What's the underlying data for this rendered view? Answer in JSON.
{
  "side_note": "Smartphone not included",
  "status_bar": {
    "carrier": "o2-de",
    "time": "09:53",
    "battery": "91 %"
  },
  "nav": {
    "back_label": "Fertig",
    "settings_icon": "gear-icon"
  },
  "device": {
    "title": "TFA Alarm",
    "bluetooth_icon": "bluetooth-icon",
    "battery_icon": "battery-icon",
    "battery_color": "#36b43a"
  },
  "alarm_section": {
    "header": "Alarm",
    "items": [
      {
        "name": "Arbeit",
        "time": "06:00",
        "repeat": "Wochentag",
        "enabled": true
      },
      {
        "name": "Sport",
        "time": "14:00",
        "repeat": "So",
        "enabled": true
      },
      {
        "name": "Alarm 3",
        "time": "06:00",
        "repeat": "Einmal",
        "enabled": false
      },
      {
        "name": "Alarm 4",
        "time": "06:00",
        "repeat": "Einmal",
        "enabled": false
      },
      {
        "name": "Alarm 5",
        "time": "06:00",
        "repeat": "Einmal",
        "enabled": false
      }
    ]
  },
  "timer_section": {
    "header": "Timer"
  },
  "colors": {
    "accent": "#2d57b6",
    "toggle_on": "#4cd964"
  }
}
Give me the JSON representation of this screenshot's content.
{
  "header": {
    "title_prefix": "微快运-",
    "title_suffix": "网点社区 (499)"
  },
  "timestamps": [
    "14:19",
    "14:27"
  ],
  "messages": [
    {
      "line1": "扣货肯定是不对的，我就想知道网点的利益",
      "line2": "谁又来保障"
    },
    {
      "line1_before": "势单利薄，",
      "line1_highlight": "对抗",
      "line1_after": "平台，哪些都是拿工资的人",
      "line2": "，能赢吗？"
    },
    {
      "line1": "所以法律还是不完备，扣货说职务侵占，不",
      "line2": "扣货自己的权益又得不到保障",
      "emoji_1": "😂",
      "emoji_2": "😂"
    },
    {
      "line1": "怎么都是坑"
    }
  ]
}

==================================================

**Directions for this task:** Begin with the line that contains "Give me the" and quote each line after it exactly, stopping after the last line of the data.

**Response to this exercise:**
Give me the JSON representation of this screenshot's content.
{
  "header": {
    "title_prefix": "微快运-",
    "title_suffix": "网点社区 (499)"
  },
  "timestamps": [
    "14:19",
    "14:27"
  ],
  "messages": [
    {
      "line1": "扣货肯定是不对的，我就想知道网点的利益",
      "line2": "谁又来保障"
    },
    {
      "line1_before": "势单利薄，",
      "line1_highlight": "对抗",
      "line1_after": "平台，哪些都是拿工资的人",
      "line2": "，能赢吗？"
    },
    {
      "line1": "所以法律还是不完备，扣货说职务侵占，不",
      "line2": "扣货自己的权益又得不到保障",
      "emoji_1": "😂",
      "emoji_2": "😂"
    },
    {
      "line1": "怎么都是坑"
    }
  ]
}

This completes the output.